[WHAT YOU WILL DO]: Please set down the records below exactly as they appear.
- - - - -
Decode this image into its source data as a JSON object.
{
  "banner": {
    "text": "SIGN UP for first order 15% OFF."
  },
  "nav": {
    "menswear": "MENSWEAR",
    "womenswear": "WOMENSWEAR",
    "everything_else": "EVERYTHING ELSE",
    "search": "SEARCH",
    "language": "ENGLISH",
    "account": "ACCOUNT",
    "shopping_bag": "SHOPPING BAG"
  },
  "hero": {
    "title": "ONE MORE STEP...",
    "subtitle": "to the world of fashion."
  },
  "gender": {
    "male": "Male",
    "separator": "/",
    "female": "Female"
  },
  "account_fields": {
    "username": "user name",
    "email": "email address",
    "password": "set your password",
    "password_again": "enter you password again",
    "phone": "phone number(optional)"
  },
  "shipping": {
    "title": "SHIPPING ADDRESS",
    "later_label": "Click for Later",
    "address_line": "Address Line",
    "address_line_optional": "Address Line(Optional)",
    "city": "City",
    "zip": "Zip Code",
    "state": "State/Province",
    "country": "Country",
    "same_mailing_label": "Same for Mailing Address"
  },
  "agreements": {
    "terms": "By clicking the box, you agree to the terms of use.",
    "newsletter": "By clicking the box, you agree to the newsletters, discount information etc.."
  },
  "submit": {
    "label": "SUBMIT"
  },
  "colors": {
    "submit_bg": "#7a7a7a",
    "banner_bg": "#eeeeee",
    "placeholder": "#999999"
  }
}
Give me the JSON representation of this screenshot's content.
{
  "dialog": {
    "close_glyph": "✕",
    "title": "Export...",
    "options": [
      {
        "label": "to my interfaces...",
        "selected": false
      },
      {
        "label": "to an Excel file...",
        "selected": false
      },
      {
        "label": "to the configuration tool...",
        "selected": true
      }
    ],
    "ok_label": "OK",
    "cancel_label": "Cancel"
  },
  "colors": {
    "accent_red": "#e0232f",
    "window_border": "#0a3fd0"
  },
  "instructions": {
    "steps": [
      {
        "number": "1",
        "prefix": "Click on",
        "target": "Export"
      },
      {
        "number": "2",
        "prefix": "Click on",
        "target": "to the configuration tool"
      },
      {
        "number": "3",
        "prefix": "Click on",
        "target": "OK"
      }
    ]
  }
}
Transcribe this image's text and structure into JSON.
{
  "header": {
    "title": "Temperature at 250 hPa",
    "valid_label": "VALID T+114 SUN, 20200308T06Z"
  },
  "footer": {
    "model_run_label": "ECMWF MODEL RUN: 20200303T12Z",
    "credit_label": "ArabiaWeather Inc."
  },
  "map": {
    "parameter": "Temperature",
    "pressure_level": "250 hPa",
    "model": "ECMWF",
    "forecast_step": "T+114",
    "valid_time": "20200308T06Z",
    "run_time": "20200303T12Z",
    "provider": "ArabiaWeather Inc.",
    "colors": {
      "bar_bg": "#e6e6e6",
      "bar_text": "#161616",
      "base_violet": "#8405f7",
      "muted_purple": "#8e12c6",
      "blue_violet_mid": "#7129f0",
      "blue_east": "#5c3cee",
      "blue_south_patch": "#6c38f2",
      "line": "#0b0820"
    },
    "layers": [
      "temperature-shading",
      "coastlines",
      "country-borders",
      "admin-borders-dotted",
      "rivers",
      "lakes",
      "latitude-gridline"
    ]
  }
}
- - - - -
[ANSWER TO THE PROBLEM]:
Decode this image into its source data as a JSON object.
{
  "banner": {
    "text": "SIGN UP for first order 15% OFF."
  },
  "nav": {
    "menswear": "MENSWEAR",
    "womenswear": "WOMENSWEAR",
    "everything_else": "EVERYTHING ELSE",
    "search": "SEARCH",
    "language": "ENGLISH",
    "account": "ACCOUNT",
    "shopping_bag": "SHOPPING BAG"
  },
  "hero": {
    "title": "ONE MORE STEP...",
    "subtitle": "to the world of fashion."
  },
  "gender": {
    "male": "Male",
    "separator": "/",
    "female": "Female"
  },
  "account_fields": {
    "username": "user name",
    "email": "email address",
    "password": "set your password",
    "password_again": "enter you password again",
    "phone": "phone number(optional)"
  },
  "shipping": {
    "title": "SHIPPING ADDRESS",
    "later_label": "Click for Later",
    "address_line": "Address Line",
    "address_line_optional": "Address Line(Optional)",
    "city": "City",
    "zip": "Zip Code",
    "state": "State/Province",
    "country": "Country",
    "same_mailing_label": "Same for Mailing Address"
  },
  "agreements": {
    "terms": "By clicking the box, you agree to the terms of use.",
    "newsletter": "By clicking the box, you agree to the newsletters, discount information etc.."
  },
  "submit": {
    "label": "SUBMIT"
  },
  "colors": {
    "submit_bg": "#7a7a7a",
    "banner_bg": "#eeeeee",
    "placeholder": "#999999"
  }
}
Give me the JSON representation of this screenshot's content.
{
  "dialog": {
    "close_glyph": "✕",
    "title": "Export...",
    "options": [
      {
        "label": "to my interfaces...",
        "selected": false
      },
      {
        "label": "to an Excel file...",
        "selected": false
      },
      {
        "label": "to the configuration tool...",
        "selected": true
      }
    ],
    "ok_label": "OK",
    "cancel_label": "Cancel"
  },
  "colors": {
    "accent_red": "#e0232f",
    "window_border": "#0a3fd0"
  },
  "instructions": {
    "steps": [
      {
        "number": "1",
        "prefix": "Click on",
        "target": "Export"
      },
      {
        "number": "2",
        "prefix": "Click on",
        "target": "to the configuration tool"
      },
      {
        "number": "3",
        "prefix": "Click on",
        "target": "OK"
      }
    ]
  }
}
Transcribe this image's text and structure into JSON.
{
  "header": {
    "title": "Temperature at 250 hPa",
    "valid_label": "VALID T+114 SUN, 20200308T06Z"
  },
  "footer": {
    "model_run_label": "ECMWF MODEL RUN: 20200303T12Z",
    "credit_label": "ArabiaWeather Inc."
  },
  "map": {
    "parameter": "Temperature",
    "pressure_level": "250 hPa",
    "model": "ECMWF",
    "forecast_step": "T+114",
    "valid_time": "20200308T06Z",
    "run_time": "20200303T12Z",
    "provider": "ArabiaWeather Inc.",
    "colors": {
      "bar_bg": "#e6e6e6",
      "bar_text": "#161616",
      "base_violet": "#8405f7",
      "muted_purple": "#8e12c6",
      "blue_violet_mid": "#7129f0",
      "blue_east": "#5c3cee",
      "blue_south_patch": "#6c38f2",
      "line": "#0b0820"
    },
    "layers": [
      "temperature-shading",
      "coastlines",
      "country-borders",
      "admin-borders-dotted",
      "rivers",
      "lakes",
      "latitude-gridline"
    ]
  }
}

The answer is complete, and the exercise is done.